'Stuff like this happens'
Apple's Competitors
September 19, 2016

Sprint CEO Marcelo Claure may be taking an overly optimistic view on Samsung’s damaging worldwide recall of the Galaxy Note 7.

A burning question

A burning question

In a new interview with Fortune, he said the recall won’t affect Samsung long term.

“We start shipping the new Notes this week already,” Claure said in an interview with Fortune on Monday. “We’re going to pick them up and six months from now nobody will remember that there was a Note 7 recall.”

“Stuff like this happens,” he adds. “It has always happened. The world that we live in today just exposes it a thousand times more (with) the Internet, social media, and all that. But having issues with phones has been happening for quite a long time.”

The recall covers around 1 million handsets in the United States. The Consumer Product Safety Commission said there has been 92 reports of the handset overheating and exploding. That’s along with 26 reports of burns and 55 reports of property damage in the country.

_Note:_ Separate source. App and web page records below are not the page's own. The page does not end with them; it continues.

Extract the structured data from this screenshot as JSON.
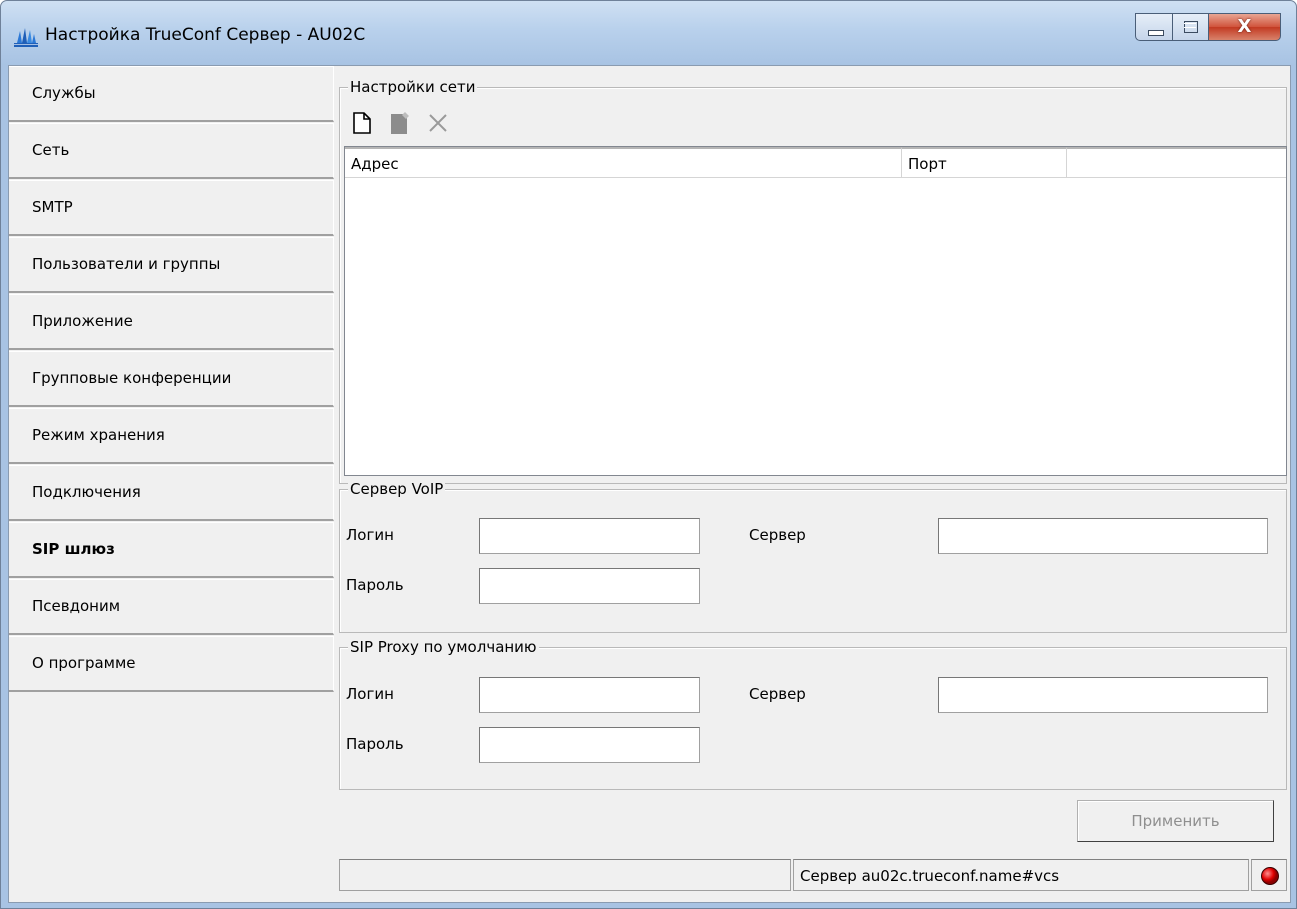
{
  "window": {
    "title": "Настройка TrueConf Сервер - AU02C",
    "close_glyph": "X"
  },
  "sidebar": {
    "items": [
      {
        "label": "Службы"
      },
      {
        "label": "Сеть"
      },
      {
        "label": "SMTP"
      },
      {
        "label": "Пользователи и группы"
      },
      {
        "label": "Приложение"
      },
      {
        "label": "Групповые конференции"
      },
      {
        "label": "Режим хранения"
      },
      {
        "label": "Подключения"
      },
      {
        "label": "SIP шлюз",
        "active": true
      },
      {
        "label": "Псевдоним"
      },
      {
        "label": "О программе"
      }
    ]
  },
  "network": {
    "legend": "Настройки сети",
    "toolbar_icons": [
      "new-document-icon",
      "edit-icon",
      "delete-icon"
    ],
    "columns": [
      "Адрес",
      "Порт",
      ""
    ],
    "rows": []
  },
  "voip": {
    "legend": "Сервер VoIP",
    "login_label": "Логин",
    "login_value": "",
    "password_label": "Пароль",
    "password_value": "",
    "server_label": "Сервер",
    "server_value": ""
  },
  "proxy": {
    "legend": "SIP Proxy по умолчанию",
    "login_label": "Логин",
    "login_value": "",
    "password_label": "Пароль",
    "password_value": "",
    "server_label": "Сервер",
    "server_value": ""
  },
  "actions": {
    "apply_label": "Применить"
  },
  "status": {
    "left": "",
    "server": "Сервер au02c.trueconf.name#vcs",
    "indicator_color": "#e00000"
  }
}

Samsung says that replacement devices could be available later this month. The issue apparently stemmed from a defective batch of batteries.

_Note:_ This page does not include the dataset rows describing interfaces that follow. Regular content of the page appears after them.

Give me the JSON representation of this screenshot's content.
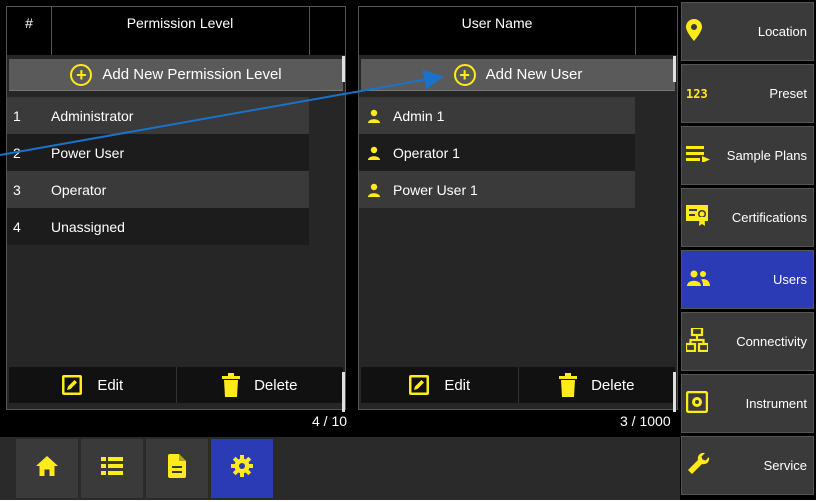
{
  "permissions": {
    "col_number": "#",
    "col_level": "Permission Level",
    "add_label": "Add New Permission Level",
    "rows": [
      {
        "num": "1",
        "name": "Administrator"
      },
      {
        "num": "2",
        "name": "Power User"
      },
      {
        "num": "3",
        "name": "Operator"
      },
      {
        "num": "4",
        "name": "Unassigned"
      }
    ],
    "edit_label": "Edit",
    "delete_label": "Delete",
    "counter": "4 / 10"
  },
  "users": {
    "col_name": "User Name",
    "add_label": "Add New User",
    "rows": [
      {
        "name": "Admin 1"
      },
      {
        "name": "Operator 1"
      },
      {
        "name": "Power User 1"
      }
    ],
    "edit_label": "Edit",
    "delete_label": "Delete",
    "counter": "3 / 1000"
  },
  "nav": {
    "items": [
      {
        "label": "Location",
        "icon": "location-pin-icon"
      },
      {
        "label": "Preset",
        "icon": "numbers-123-icon"
      },
      {
        "label": "Sample Plans",
        "icon": "sample-plans-icon"
      },
      {
        "label": "Certifications",
        "icon": "certificate-icon"
      },
      {
        "label": "Users",
        "icon": "users-icon",
        "active": true
      },
      {
        "label": "Connectivity",
        "icon": "network-icon"
      },
      {
        "label": "Instrument",
        "icon": "instrument-icon"
      },
      {
        "label": "Service",
        "icon": "wrench-icon"
      }
    ]
  },
  "bottom": {
    "buttons": [
      {
        "icon": "home-icon"
      },
      {
        "icon": "list-icon"
      },
      {
        "icon": "document-icon"
      },
      {
        "icon": "settings-gear-icon",
        "active": true
      }
    ]
  },
  "colors": {
    "accent_yellow": "#ffeb1a",
    "active_blue": "#2b3bb5",
    "annotation_arrow": "#1a73c9"
  }
}
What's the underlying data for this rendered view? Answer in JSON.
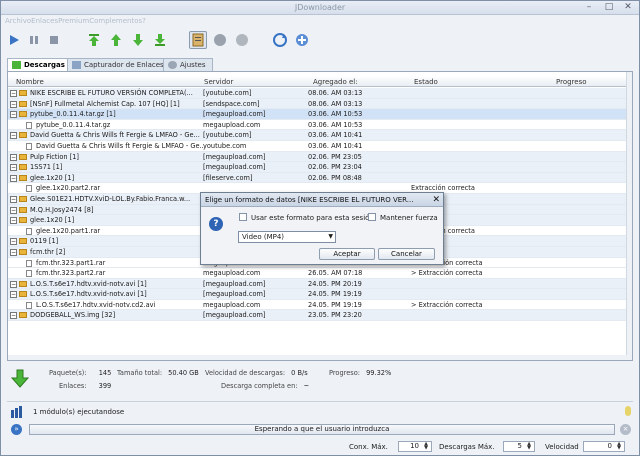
{
  "window": {
    "title": "JDownloader"
  },
  "menubar": {
    "text": "ArchivoEnlacesPremiumComplementos?"
  },
  "tabs": [
    {
      "label": "Descargas"
    },
    {
      "label": "Capturador de Enlaces"
    },
    {
      "label": "Ajustes"
    }
  ],
  "columns": {
    "name": "Nombre",
    "server": "Servidor",
    "added": "Agregado el:",
    "state": "Estado",
    "progress": "Progreso"
  },
  "rows": [
    {
      "type": "pkg",
      "name": "NIKE ESCRIBE EL FUTURO  VERSIÓN COMPLETA(...",
      "server": "[youtube.com]",
      "added": "08.06. AM 03:13",
      "state": "",
      "progress": "29.61 MB/29.61 MB"
    },
    {
      "type": "pkg",
      "name": "[NSnF] Fullmetal Alchemist Cap. 107 [HQ] [1]",
      "server": "[sendspace.com]",
      "added": "08.06. AM 03:13",
      "state": "",
      "progress": "44.16 MB/44.16 MB"
    },
    {
      "type": "pkg",
      "name": "pytube_0.0.11.4.tar.gz [1]",
      "server": "[megaupload.com]",
      "added": "03.06. AM 10:53",
      "state": "",
      "progress": "1.16 MB/1.16 MB"
    },
    {
      "type": "file",
      "name": "pytube_0.0.11.4.tar.gz",
      "server": "megaupload.com",
      "added": "03.06. AM 10:53",
      "state": "",
      "progress": "1.16 MB"
    },
    {
      "type": "pkg",
      "name": "David Guetta & Chris Wills ft Fergie & LMFAO - Ge...",
      "server": "[youtube.com]",
      "added": "03.06. AM 10:41",
      "state": "",
      "progress": "29.61 MB/29.61 MB"
    },
    {
      "type": "file",
      "name": "David Guetta & Chris Wills ft Fergie & LMFAO - Ge...",
      "server": "youtube.com",
      "added": "03.06. AM 10:41",
      "state": "",
      "progress": "29.61 MB"
    },
    {
      "type": "pkg",
      "name": "Pulp Fiction [1]",
      "server": "[megaupload.com]",
      "added": "02.06. PM 23:05",
      "state": "",
      "progress": "646.12 MB/646.12 MB"
    },
    {
      "type": "pkg",
      "name": "1SS71 [1]",
      "server": "[megaupload.com]",
      "added": "02.06. PM 23:04",
      "state": "",
      "progress": "52.45 KB/52.45 KB"
    },
    {
      "type": "pkg",
      "name": "glee.1x20 [1]",
      "server": "[fileserve.com]",
      "added": "02.06. PM 08:48",
      "state": "",
      "progress": "159.78 MB/159.78 MB"
    },
    {
      "type": "file",
      "name": "glee.1x20.part2.rar",
      "server": "",
      "added": "",
      "state": "Extracción correcta",
      "progress": "159.78 MB"
    },
    {
      "type": "pkg",
      "name": "Glee.S01E21.HDTV.XviD-LOL.By.Fabio.Franca.w...",
      "server": "[megaupload.com]",
      "added": "",
      "state": "",
      "progress": "349.70 MB/349.70 MB"
    },
    {
      "type": "pkg",
      "name": "M.Q.H.Josy2474 [8]",
      "server": "[megaupload.com]",
      "added": "",
      "state": "",
      "progress": "700.27 MB/700.27 MB"
    },
    {
      "type": "pkg",
      "name": "glee.1x20 [1]",
      "server": "[megaupload.com]",
      "added": "",
      "state": "",
      "progress": "190.00 MB/190.00 MB"
    },
    {
      "type": "file",
      "name": "glee.1x20.part1.rar",
      "server": "",
      "added": "",
      "state": "Extracción correcta",
      "progress": "190.00 MB"
    },
    {
      "type": "pkg",
      "name": "0119 [1]",
      "server": "[hotfile.com]",
      "added": "27.05. AM 01:23",
      "state": "",
      "progress": "347.07 MB/347.07 MB"
    },
    {
      "type": "pkg",
      "name": "fcm.thr [2]",
      "server": "[megaupload.com]",
      "added": "26.05. AM 07:18",
      "state": "",
      "progress": "175.27 MB/175.27 MB"
    },
    {
      "type": "file",
      "name": "fcm.thr.323.part1.rar",
      "server": "megaupload.com",
      "added": "26.05. AM 07:18",
      "state": "> Extracción correcta",
      "progress": "100.00 MB"
    },
    {
      "type": "file",
      "name": "fcm.thr.323.part2.rar",
      "server": "megaupload.com",
      "added": "26.05. AM 07:18",
      "state": "> Extracción correcta",
      "progress": "75.27 MB"
    },
    {
      "type": "pkg",
      "name": "L.O.S.T.s6e17.hdtv.xvid-notv.avi [1]",
      "server": "[megaupload.com]",
      "added": "24.05. PM 20:19",
      "state": "",
      "progress": "698.37 MB/698.37 MB"
    },
    {
      "type": "pkg",
      "name": "L.O.S.T.s6e17.hdtv.xvid-notv.avi [1]",
      "server": "[megaupload.com]",
      "added": "24.05. PM 19:19",
      "state": "",
      "progress": "697.69 MB/697.69 MB"
    },
    {
      "type": "file",
      "name": "L.O.S.T.s6e17.hdtv.xvid-notv.cd2.avi",
      "server": "megaupload.com",
      "added": "24.05. PM 19:19",
      "state": "> Extracción correcta",
      "progress": "697.69 MB"
    },
    {
      "type": "pkg",
      "name": "DODGEBALL_WS.img [32]",
      "server": "[megaupload.com]",
      "added": "23.05. PM 23:20",
      "state": "",
      "progress": "4.34 GB/4.34 GB"
    }
  ],
  "stats": {
    "packages_label": "Paquete(s):",
    "packages": "145",
    "total_label": "Tamaño total:",
    "total": "50.40 GB",
    "speed_label": "Velocidad de descargas:",
    "speed": "0 B/s",
    "progress_label": "Progreso:",
    "progress": "99.32%",
    "links_label": "Enlaces:",
    "links": "399",
    "eta_label": "Descarga completa en:",
    "eta": "~"
  },
  "modules": {
    "text": "1 módulo(s) ejecutandose"
  },
  "status": {
    "text": "Esperando a que el usuario introduzca"
  },
  "bottom": {
    "conx_label": "Conx. Máx.",
    "conx": "10",
    "downloads_label": "Descargas Máx.",
    "downloads": "5",
    "speed_label": "Velocidad",
    "speed": "0"
  },
  "dialog": {
    "title": "Elige un formato de datos [NIKE ESCRIBE EL FUTURO  VER...",
    "use_format": "Usar este formato para esta sesión",
    "keep_force": "Mantener fuerza",
    "select_value": "Video (MP4)",
    "accept": "Aceptar",
    "cancel": "Cancelar"
  },
  "colors": {
    "accent": "#3d7ac7",
    "progress_green": "#4fb23b",
    "ok": "#3aa33a"
  }
}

Interestingly, Claure said that buyers haven’t seemed to be too concerned with returning the handset:

The challenge has been getting Sprint customers who bought a Note 7 to bring them back, the CEO said. “Consumers have a way of going about their business,” he says. “They look at 1 in a million explodes or 10 in a million explodes.”

While only time will tell if Claure is correct, the recall could cost Samsung $5 billion in revenue this year according to some analysts. That’s not exactly chump change.

And can you imagine what the publicity would be like if something similar happened to an Apple handset?